U.S. leaders gave no sign that they were prepared to quickly mobilize an American conventional ground assault on the Taliban if the opposition Northern Alliance forces had proved not up to the task.

And despite their urgent desire to bring down Bin Laden, U.S. military leaders have repeatedly declared that they would not send American forces on risky missions into tunnels or caves, although they might encourage Afghans to take on that dirty duty.

America's specialized approach for reaching enemies in caves, Marine Gen. Peter Pace said this week, "is to put 500-pound bombs in the entrance."

Ivo Daalder, a former National Security Council aide now at the Brookings Institution in Washington, said he believes that the administration has been "significantly constrained" by its fear of large casualties.
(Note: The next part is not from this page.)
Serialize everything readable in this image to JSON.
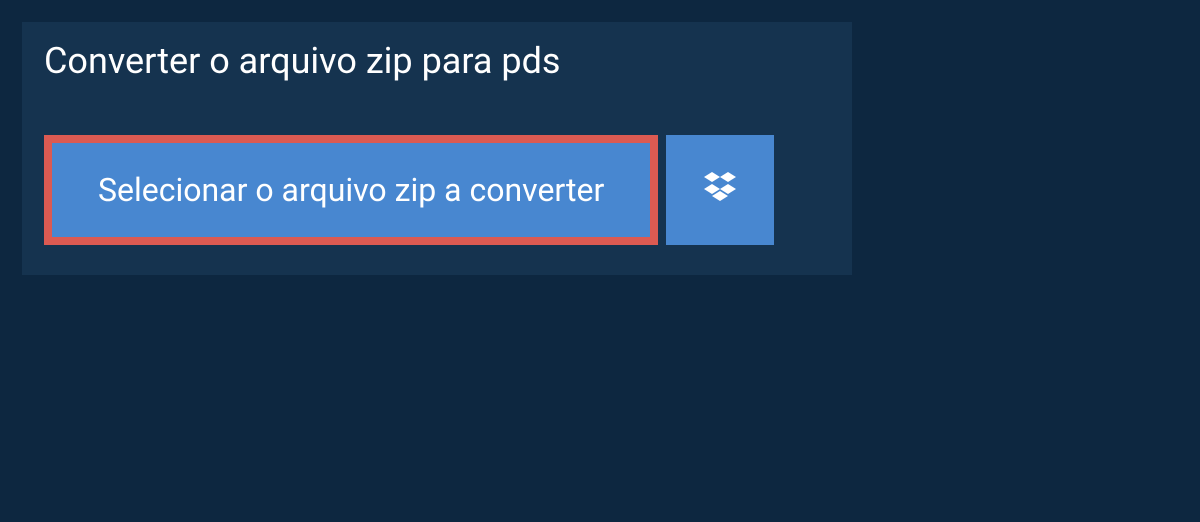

Despite the Pentagon's remarkable record in avoiding combat casualties in the past decade, Daalder said, he doesn't believe that Americans would come to expect wars of "immaculate coercion," as some pundits have predicted.

"I think there is still an appreciation that war is a dirty business and people will get killed in it," he said.

But Daalder said the U.S. casualty record could reinforce the impression abroad that Americans want others to bear the risks of casualties in wartime. At the same time, analyst Vickers said, the no-casualty record could also have a positive effect by impressing potential adversaries with U.S. military skill, and thus helping deter aggression.

"You could get some resentment because it looks so easy for us," Vickers said. "But it creates some awe as well. . . . We want to minimize the resentment and maximize the awe."

Los Angeles Times Articles